Starfleet gets funky when Star Trek meets Daft Punk
Star Trek: The Motion Picture is a weird movie. It has some redeeming qualities and over the years hardcore Trekkers have softened to it, even giving it a bit of a cult following within the Trek community, but it’s not a good film. It just isn’t. Still, it has its moments.
To highlight the good, a filmmaker named Patrick Collins recut the 132-minute movie down to a bite-sized 22-minutes, and recut it all with parts of Daft Punk’s Tron: Legacy soundtrack. The new clip is titled Star Trek: Legacy, and it’s really good.
The clip focuses on the trippy special effects and mutes some of the dialogue, but surprisingly it works and will probably get people to consider watching the original again.
“A 22 minute Recut of ‘Star Trek-The Motion Picture’ set to Daft Punk’s modern original score for ‘Tron: Legacy,’ Collins wrote along with the original video posting. “I always thought the two film’s scores were very reminiscent of one another and I wanted to use that to give this recut a more updated feel while still maintaining some aspect of the pacing and staging of the original (very long) film and it’s big special effect scenes.”
The 1979 Star Trek: The Motion Picture was something of a mess from the start, featuring constant rewrites, even on set. The script was originally meant to be the pilot to a re-launched Star Trek TV series known as “Phase II,” and director Robert Wise was forced to rush the film. Its theatrical cut wasn’t completed until days before the movie’s premiere, and even then, Wise stated that he considered the completed film a rough draft. Still, it performed well enough at the box office to merit a sequel with a smaller budget. And from there, Star Trek was unstoppable.
On the musical side, Daft Punk’s soundtrack made an average movie seem significantly better. A third Tron sequel was considered, canceled, then considered again. The current belief is that if there is another Tron film, it will be a reboot.

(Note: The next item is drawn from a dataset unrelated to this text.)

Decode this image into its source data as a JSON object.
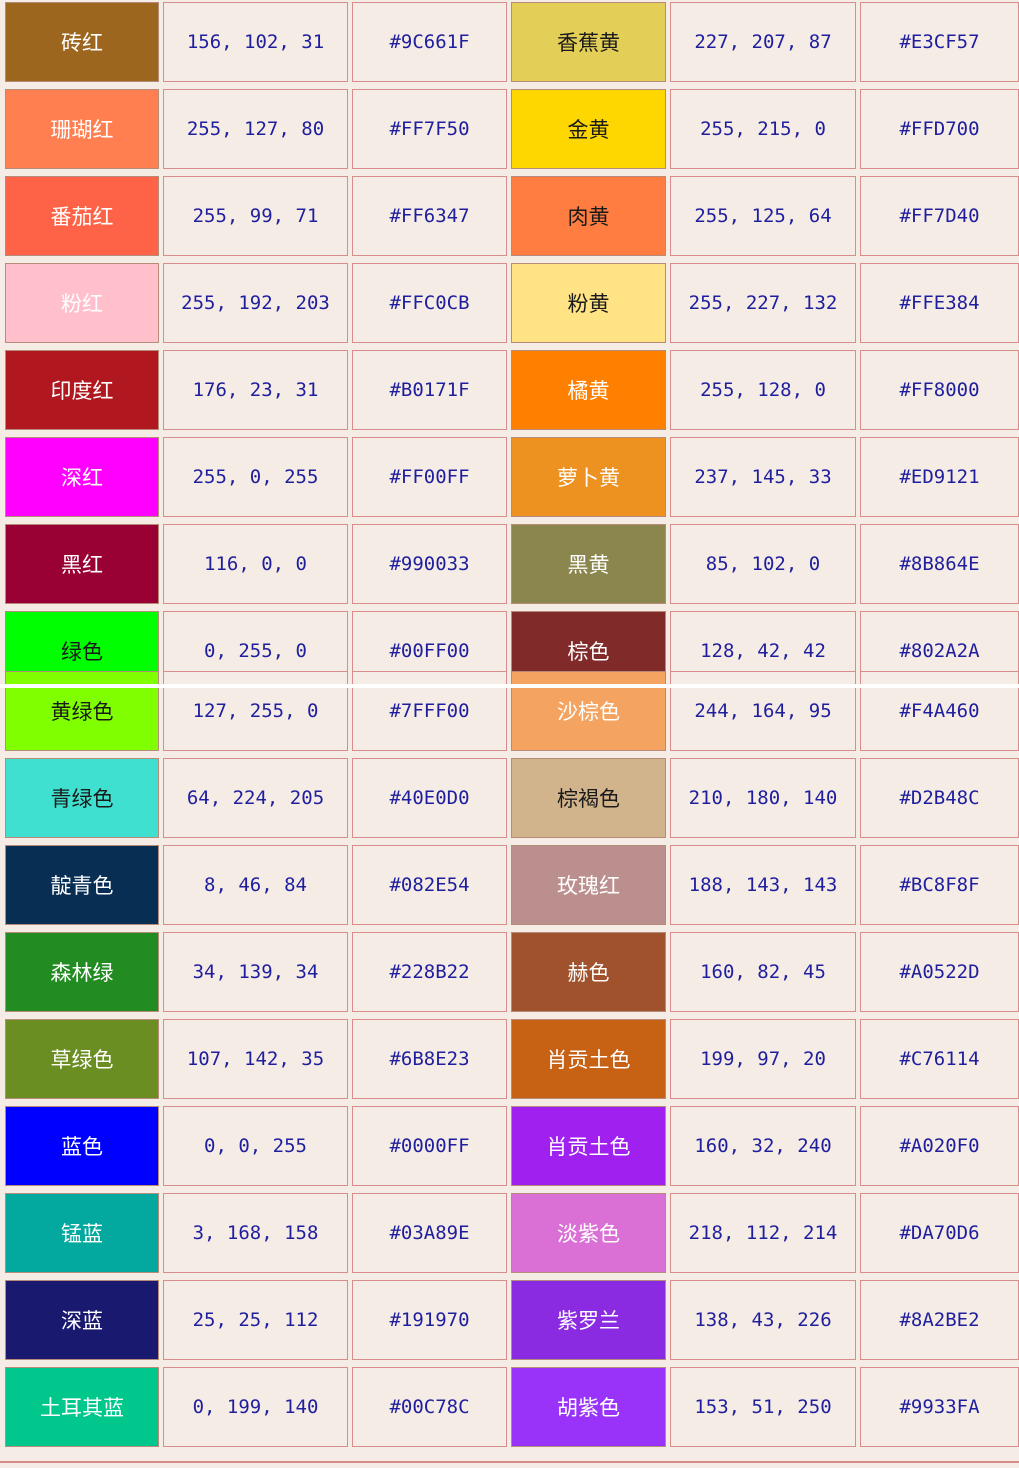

Together, however, they actually fit well together. Check out the 22-minute clip below.